After a further review with auditors KPMG, unaudited revenues for the three-month period to 30 June 2001 were up £1m to £16.5m on the £15.5m reported on 5 July 2001, according to a company statement published at the London Stock Exchange.
But, the Dublin-based software company had to report an overstatement of revenues in the India, Middle East and Africa regions ‘due to incorrect contract classifications – and a direct result of the actions of a limited number of employees’.
The restatement will result in a 5.5% drop in revenues for the 12-month period ended December 2000 from £74.2m to £70.1m. It will also affect the three-month period to 31 March 2001 by 3.4%, a drop from £23.7m to £22.9m.
The company said this would not adversely affected the results for the three-month period ended 30 June 2001 or the cash position.
Peter Morgan, chairman of Baltimore, said: ‘The board was very concerned to discover the incorrect contract classifications and together with the company’s auditors the board has immediately taken appropriate steps to investigate the circumstances and to restate these historic revenues.
‘Whilst we regret these findings, we are confident that we are now able to draw a line under the past.’
Baltimore will announce results for the second quarter and half year on 22 August 2001. It will also present its business restructuring plan.
Morgan added: ‘The additional controls, systems, policies and procedures implemented by Paul Sanders since his arrival [as chief financial officer and acting chief executive] at the company have ensured that we discovered these issues and dealt with them in a timely manner.’
Former finance director of SSL International, Sanders became and acting chief executive at Baltimore in July after the resignation of founder Fran Rooney.
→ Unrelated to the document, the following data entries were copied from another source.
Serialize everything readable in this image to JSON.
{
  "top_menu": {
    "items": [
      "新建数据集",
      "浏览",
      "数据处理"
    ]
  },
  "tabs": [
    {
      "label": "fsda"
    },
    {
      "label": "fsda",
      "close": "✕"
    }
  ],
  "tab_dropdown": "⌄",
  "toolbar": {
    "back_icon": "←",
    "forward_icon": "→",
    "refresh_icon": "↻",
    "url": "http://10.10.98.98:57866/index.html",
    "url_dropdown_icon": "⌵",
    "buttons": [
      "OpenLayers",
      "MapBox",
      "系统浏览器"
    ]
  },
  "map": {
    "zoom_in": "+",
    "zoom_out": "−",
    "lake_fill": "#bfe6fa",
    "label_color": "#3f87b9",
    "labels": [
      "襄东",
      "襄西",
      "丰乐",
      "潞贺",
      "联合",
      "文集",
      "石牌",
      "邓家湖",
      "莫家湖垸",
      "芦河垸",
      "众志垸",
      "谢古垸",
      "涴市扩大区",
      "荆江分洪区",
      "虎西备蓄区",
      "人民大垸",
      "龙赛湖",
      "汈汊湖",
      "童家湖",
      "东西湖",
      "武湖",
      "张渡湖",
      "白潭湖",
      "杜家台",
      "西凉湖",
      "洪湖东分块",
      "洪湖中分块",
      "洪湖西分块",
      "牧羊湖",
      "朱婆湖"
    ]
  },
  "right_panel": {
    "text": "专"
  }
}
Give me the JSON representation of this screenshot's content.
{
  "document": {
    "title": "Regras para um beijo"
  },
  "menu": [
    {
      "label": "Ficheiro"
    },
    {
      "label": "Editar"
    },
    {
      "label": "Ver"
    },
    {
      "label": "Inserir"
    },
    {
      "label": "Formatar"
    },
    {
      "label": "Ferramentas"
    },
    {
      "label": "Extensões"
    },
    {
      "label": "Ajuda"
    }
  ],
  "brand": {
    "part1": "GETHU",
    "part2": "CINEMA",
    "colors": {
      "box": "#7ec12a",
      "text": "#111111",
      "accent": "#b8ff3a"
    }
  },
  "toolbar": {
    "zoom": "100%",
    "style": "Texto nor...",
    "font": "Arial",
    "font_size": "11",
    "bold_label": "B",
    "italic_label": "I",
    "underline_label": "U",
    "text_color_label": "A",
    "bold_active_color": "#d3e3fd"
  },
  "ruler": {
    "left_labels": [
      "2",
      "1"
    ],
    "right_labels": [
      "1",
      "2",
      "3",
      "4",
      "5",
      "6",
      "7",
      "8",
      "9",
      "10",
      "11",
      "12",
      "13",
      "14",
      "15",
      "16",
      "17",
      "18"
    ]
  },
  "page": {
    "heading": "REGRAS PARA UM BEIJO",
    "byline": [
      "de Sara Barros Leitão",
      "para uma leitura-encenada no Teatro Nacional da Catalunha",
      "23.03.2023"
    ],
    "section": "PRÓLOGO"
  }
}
In a separate case, KMPG forensic accountants are investigating SSL over an overstatement, which occurred during a period when Sanders was finance director.